Israel’s State Archive Makes Retraction: Trump May Not Have Visited Israel in 1989

State Archive published documents on the U.S. president's visit to Israel in 1989, but now say visit may have been canceled at last minute

Donald Trump waves to reporters with his wife, Ivana, as they board their luxury yacht on July 4, 1988.
Marty Lederhandler / AP

Israel’s State Archive has retracted a previous claim that U.S. President Donald Trump visited Israel as a private citizen in 1989.

Instead, it stated, the archive’s “Trump File” documents preparations for a visit that may not have t happen in the end.

A review by Haaretz of press archives from that period indicates that Trump was indeed planning to visit Israel in 1989, but apparently canceled his trip at the last moment over fears that the coalition crisis in Israel would hurt his business dealings. Thus, contrary to a previous Haaretz article, it is likely that Trump’s coming visit to Israel will be the first time he has set foot in the country.

The State Archive released a collection of historic documents called the Trump File. The archive described them as evidence of “Trump’s first and not well-publicized visit to Israel.” The file included documentation of preparations for the planned visit.

The documents include official documents of the Foreign Ministry, including a detailed timetable of the visit. Trump was to visit Prime Minister Yitzhak Shamir, Finance Minister Shimon Peres and other senior officials. He was going to tour Eilat and the Dead Sea, and was slated to look into various investments, among them building a casino.

Haaretz’s article, based on the archival material, asserted that Trump had visited in Israel in 1989 (“Israel releases ‘Trump File’: The U.S. president’s little-known 1989 visit to the Jewish state,” April 28, 2017). Other news outlets published similar articles.

“The file reflects preparations for a visit,” state archivist Yaakov Lazovik told Haaretz. “While the file has no recording of the visit itself but rather preparations, even if the visit didn’t take place it does not take away from its credibility.”

An examination of newspaper articles suggests the planned visit was probably canceled at the last minute. While high-level talks took place ahead of a planned summer visit, Trump postponed it time after time for various reasons and probably canceled it entirely in the end.

A Yedioth Ahronoth article that summer stated: “He’s coming to us, he’s not coming. He’s coming, and then he’s not coming. Last month we held a real Donald Trump lottery. As of now, the American tycoon is not arriving.” The reason for the cancellation, according to Yedioth, was related to politics and current events. Trump canceled because of a speech by Shimon Peres, who was also the deputy prime minister, in which he sought the Labor Party’s exit from the unity government.

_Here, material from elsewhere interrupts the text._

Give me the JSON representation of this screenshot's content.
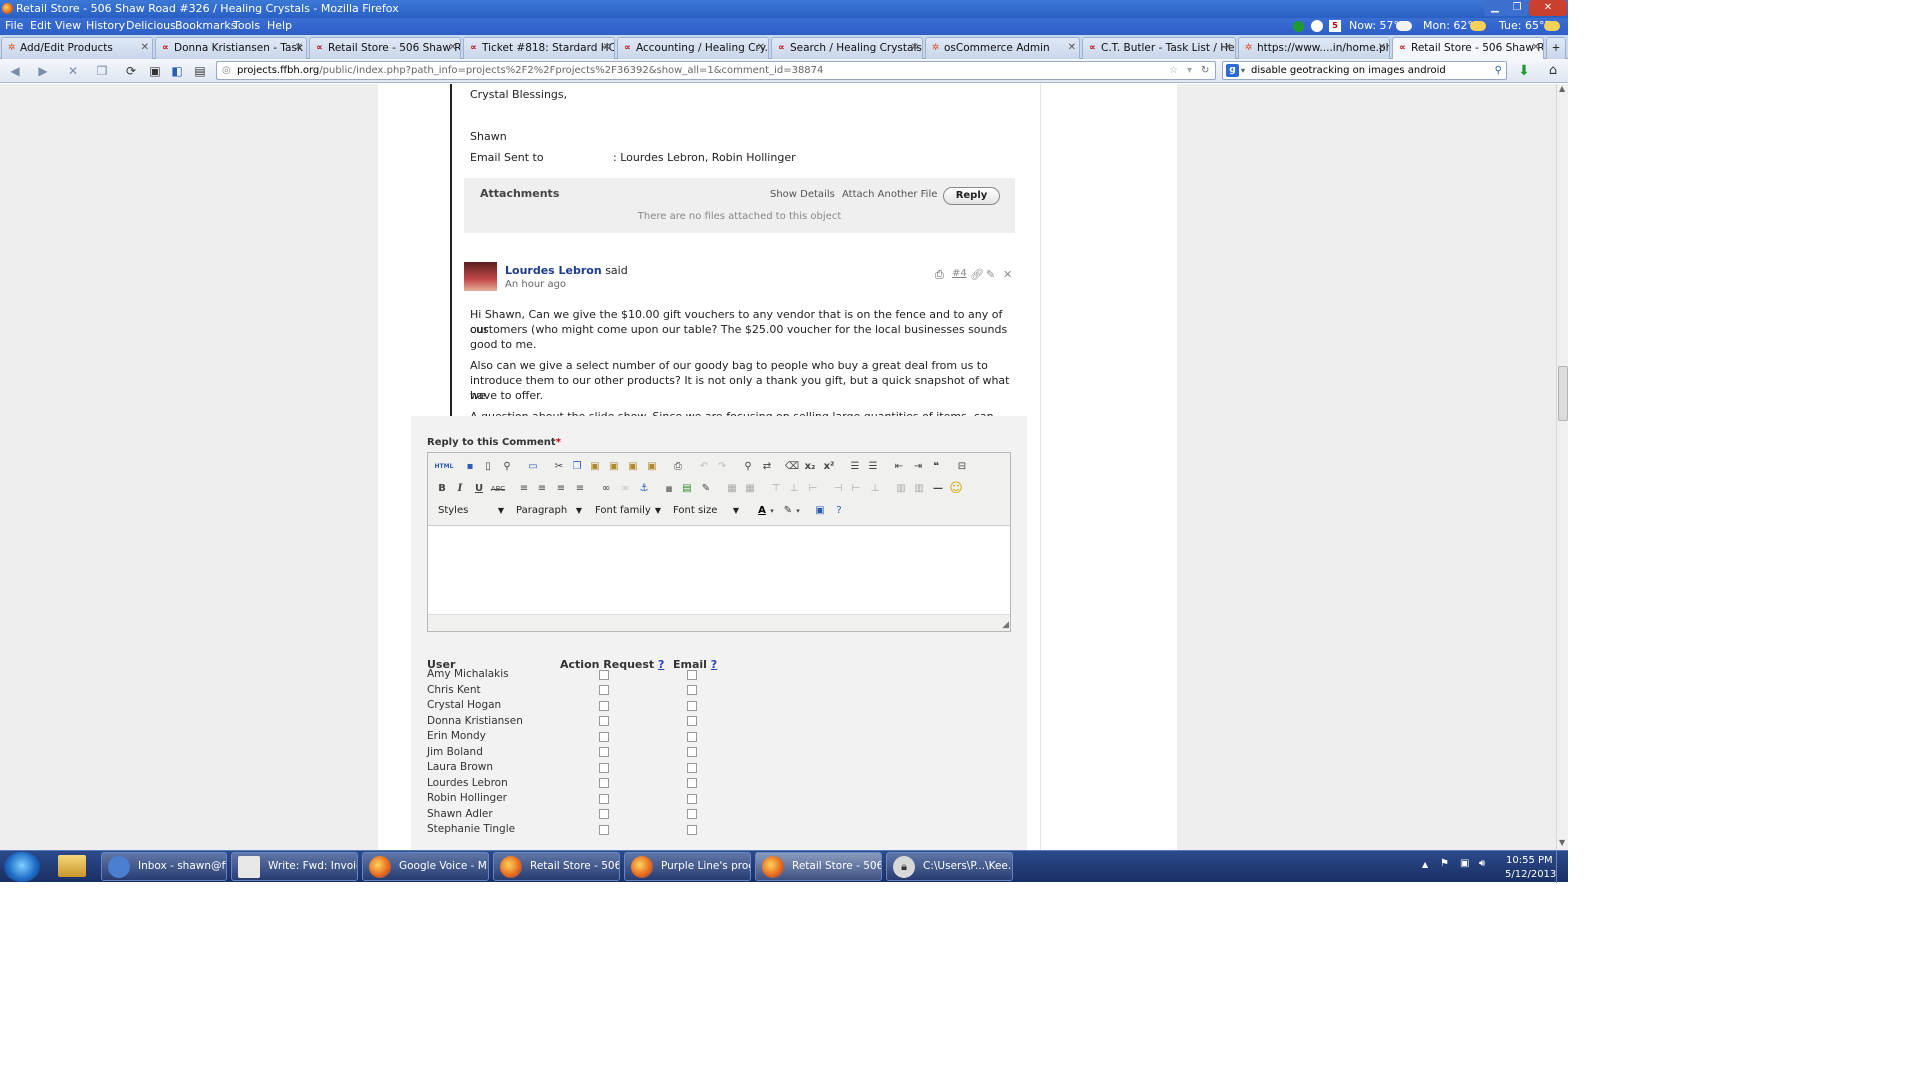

A column written in Israeli daily 'Yedioth Ahronoth' on Donald Trump's planned visit, 1989
Yediot Aharonoth

Trump commented that he would not travel until he knew whom he was going to talk with, according to the report. He said he wanted to be sure that Peres was the finance minister, and not only during his planned visit, but long enough to see through anything Trump might sign on in Israel. Otherwise, he added, it wouldn’t be a serious visit.

There is no evidence of an actual visit in the press archives. Thus, the original Haaretz report about the file should be considered documentation of preparations for a visit and not details of an actual one.

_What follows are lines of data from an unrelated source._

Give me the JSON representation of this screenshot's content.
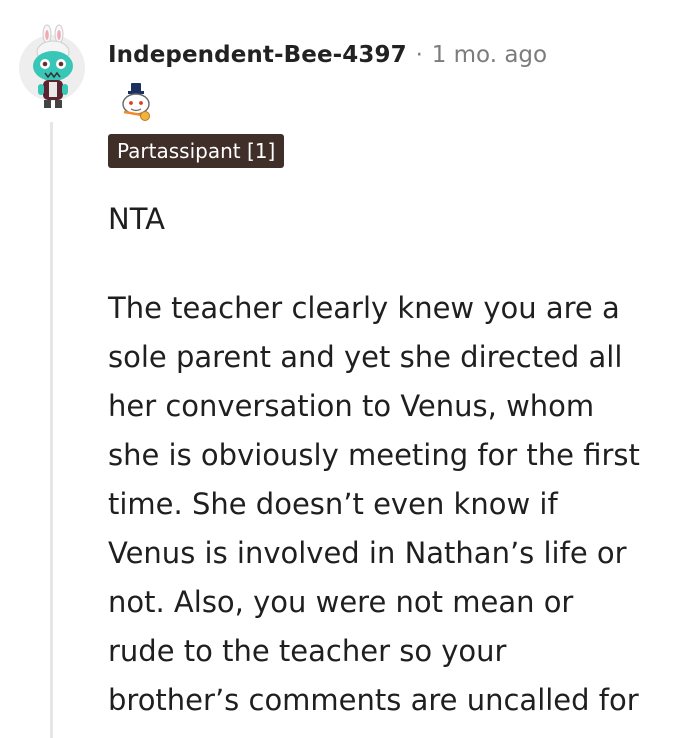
{
  "comment": {
    "author": "Independent-Bee-4397",
    "separator": "·",
    "time_ago": "1 mo. ago",
    "flair": "Partassipant [1]",
    "paragraph_1": "NTA",
    "paragraph_2_lines": [
      "The teacher clearly knew you are a",
      "sole parent and yet she directed all",
      "her conversation to Venus, whom",
      "she is obviously meeting for the first",
      "time. She doesn’t even know if",
      "Venus is involved in Nathan’s life or",
      "not. Also, you were not mean or",
      "rude to the teacher so your",
      "brother’s comments are uncalled for"
    ]
  },
  "icons": {
    "avatar": "snoo-avatar-icon",
    "award": "award-icon"
  },
  "colors": {
    "flair_bg": "#3f2f28",
    "meta_gray": "#7c7c7c",
    "thread_line": "#e6e6e6"
  }
}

Yossi Beilin, who is described in the State Archive documents as preparing to meet with Trump, told Haaretz at the time of the publication of the previous article that he did not remember such a meeting. However, he cautioned, his inability to recall the meeting did not mean it did not happen. Other prominent people mentioned in the State Archive as planning to meet with Trump, like Shamir and Peres, had since died.

A resident of Kibbutz Sufa, which is described in the documents as one of the sites Trump was supposed to visit, said that people who might have witnessed such a visit were no longer alive.

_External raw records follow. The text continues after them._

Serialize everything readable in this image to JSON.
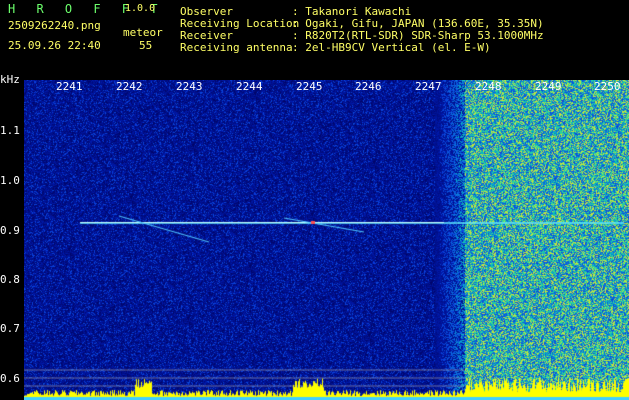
{
  "header": {
    "app_title": "H R O F F T",
    "version": "1.0.0",
    "filename": "2509262240.png",
    "datetime": "25.09.26 22:40",
    "meteor_label": "meteor",
    "meteor_count": "55",
    "info": [
      {
        "key": "Observer",
        "value": ": Takanori Kawachi"
      },
      {
        "key": "Receiving Location",
        "value": ": Ogaki, Gifu, JAPAN (136.60E, 35.35N)"
      },
      {
        "key": "Receiver",
        "value": ": R820T2(RTL-SDR) SDR-Sharp 53.1000MHz"
      },
      {
        "key": "Receiving antenna",
        "value": ": 2el-HB9CV Vertical (el. E-W)"
      }
    ]
  },
  "axes": {
    "y_unit": "kHz",
    "x_ticks": [
      "2241",
      "2242",
      "2243",
      "2244",
      "2245",
      "2246",
      "2247",
      "2248",
      "2249",
      "2250"
    ],
    "y_ticks": [
      "1.1",
      "1.0",
      "0.9",
      "0.8",
      "0.7",
      "0.6"
    ]
  },
  "colors": {
    "background": "#000000",
    "noise_dark": "#00007a",
    "noise_mid": "#1430d8",
    "signal_cyan": "#60e8ff",
    "bottom_bar": "#ffff00",
    "header_green": "#6cff6c",
    "header_yellow": "#ffff66"
  }
}
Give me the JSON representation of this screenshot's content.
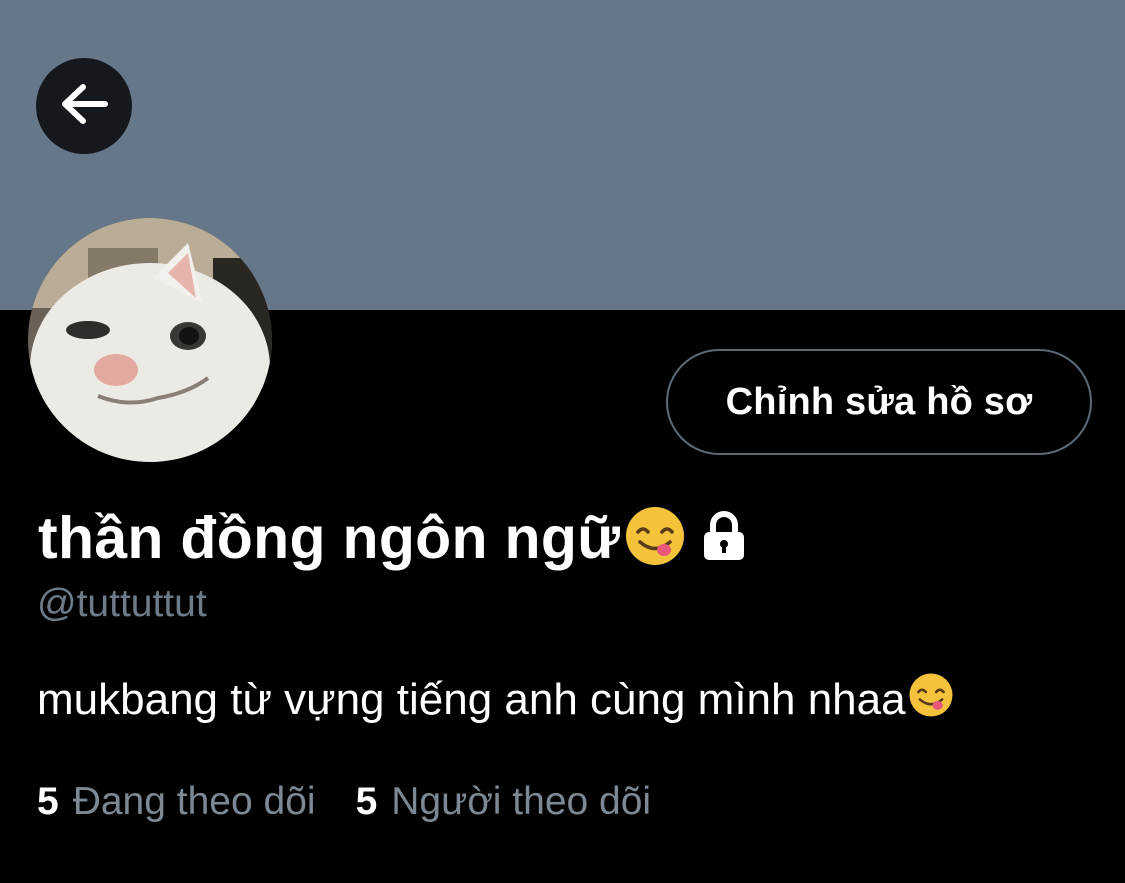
{
  "profile": {
    "display_name": "thần đồng ngôn ngữ",
    "name_emoji": "yum-emoji",
    "protected_icon": "lock-icon",
    "handle": "@tuttuttut",
    "bio": "mukbang từ vựng tiếng anh cùng mình nhaa",
    "bio_emoji": "yum-emoji"
  },
  "header": {
    "back_icon": "arrow-left-icon",
    "banner_color": "#67778a"
  },
  "actions": {
    "edit_profile_label": "Chỉnh sửa hồ sơ"
  },
  "stats": {
    "following_count": "5",
    "following_label": "Đang theo dõi",
    "followers_count": "5",
    "followers_label": "Người theo dõi"
  },
  "colors": {
    "background": "#000000",
    "text_primary": "#ffffff",
    "text_secondary": "#6e7b88",
    "button_border": "#5e6a76"
  }
}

Neither the White House nor the U.S. Embassy in Israel commented for the article, nor did they respond to questions by newspapers, including Haaretz, before or after the article’s publication, seeking to clarify whether Trump had indeed visited Israel previously.